Tony Stewart: “I think you’re definitely right on that. You look in different forms of motorsports there are drivers that are over the age of 40 that still win a lot of races, win a lot of championships as well. I feel like, and I can’t remember how many years ago this wave of starting to try to find these 14-, 15-, 16-year-old drivers that was a huge push for everybody, and I feel like they’ve really put an emphasis in an area that they’ve overlooked some really good talent, and I think Kevin is a perfect example of that.
“But I’m also gonna go back to years ago. I’ve said it then and all the way to the present and I’ll still continue to say it — Kevin Harvick is the complete package. He’s a great race car driver. He was a great owner. He’s great at building teams. He’s great at managing teams. He understands how partnerships and sponsorships work in this sport and he also has a great management company, so Kevin Harvick single-handedly is the most well-rounded driver in NASCAR right now — has been for years and that’s why someone like him is able to do what he’s done this year.
“He has the ability every week to go out and if we can give him a car that’s close and in the ballpark, he can do the rest of the work and get it the rest of the way. On days that the car is perfect and he’s perfect, you’ve seen what happens. It’s proof that you don’t have to be a 14-, 15-, or 16-year-old driver to be great and all this emphasis on finding the next young guy, there are other guys in the sport.

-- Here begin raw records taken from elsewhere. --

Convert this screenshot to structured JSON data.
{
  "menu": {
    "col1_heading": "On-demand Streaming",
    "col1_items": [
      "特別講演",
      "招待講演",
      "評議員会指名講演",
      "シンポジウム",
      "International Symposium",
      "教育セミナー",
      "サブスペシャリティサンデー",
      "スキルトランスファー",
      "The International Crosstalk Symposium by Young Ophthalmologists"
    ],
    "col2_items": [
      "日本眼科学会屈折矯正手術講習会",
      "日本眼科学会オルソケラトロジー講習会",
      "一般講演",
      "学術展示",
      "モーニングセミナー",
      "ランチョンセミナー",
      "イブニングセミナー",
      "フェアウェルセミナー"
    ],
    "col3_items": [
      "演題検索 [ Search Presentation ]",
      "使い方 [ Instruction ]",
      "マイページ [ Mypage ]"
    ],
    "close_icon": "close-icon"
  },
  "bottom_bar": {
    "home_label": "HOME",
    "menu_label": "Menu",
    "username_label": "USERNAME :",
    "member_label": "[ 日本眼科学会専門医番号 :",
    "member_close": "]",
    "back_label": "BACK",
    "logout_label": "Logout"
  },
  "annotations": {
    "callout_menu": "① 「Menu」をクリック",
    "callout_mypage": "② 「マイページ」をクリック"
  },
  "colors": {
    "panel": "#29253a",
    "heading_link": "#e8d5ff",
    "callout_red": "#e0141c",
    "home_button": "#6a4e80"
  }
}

“Look at Martin Truex Jr. Martin has been around this sport for a long time. One variable changed in the equation and all of a sudden Martin is a championship-caliber driver, so I laugh and I make fun of all the organizations that are looking for these super young kids that are kids. Some of them don’t even have their driver’s licenses and their parents are having to drive them to the race shop and I’m like, ‘You have to let these kids grow up.’ They aren’t mature yet. They’re great race car drivers, but at the same time I’ve also told people to tell my how good their 14- or 15- or 16-year-old kid is I said, ‘Well, has he crashed hard yet? Or her?’ And when they say no, I said, ‘Well, don’t tell me how good he is until he comes back from a hard crash and then let’s see how good he is because then you’re gonna find out what you’ve got.’
“So a lot of these young guys, the cars are so safe that they feel like they’re invincible in them and they all run fast, but they don’t have the savvy and the background of someone like a Kevin Harvick has and a Martin Truex has to sit there and go out and understand why they’re doing everything the way they’re doing and that’s why you see a guy like Kevin Harvick have the success that he has.”
WHAT IS THE TEAM STATUS ON THE XFINITY SIDE FOR NEXT YEAR?
Tony Stewart: “We’re still working on it, but we have been working on it for a couple months now. We’ve got a couple prospects that nothing is done yet to announce, but we’ll keep working on our end. We definitely plan to continue the Xfinity program. We obviously see the value in it as you see with the announcement today, so we plan to continue down that path.”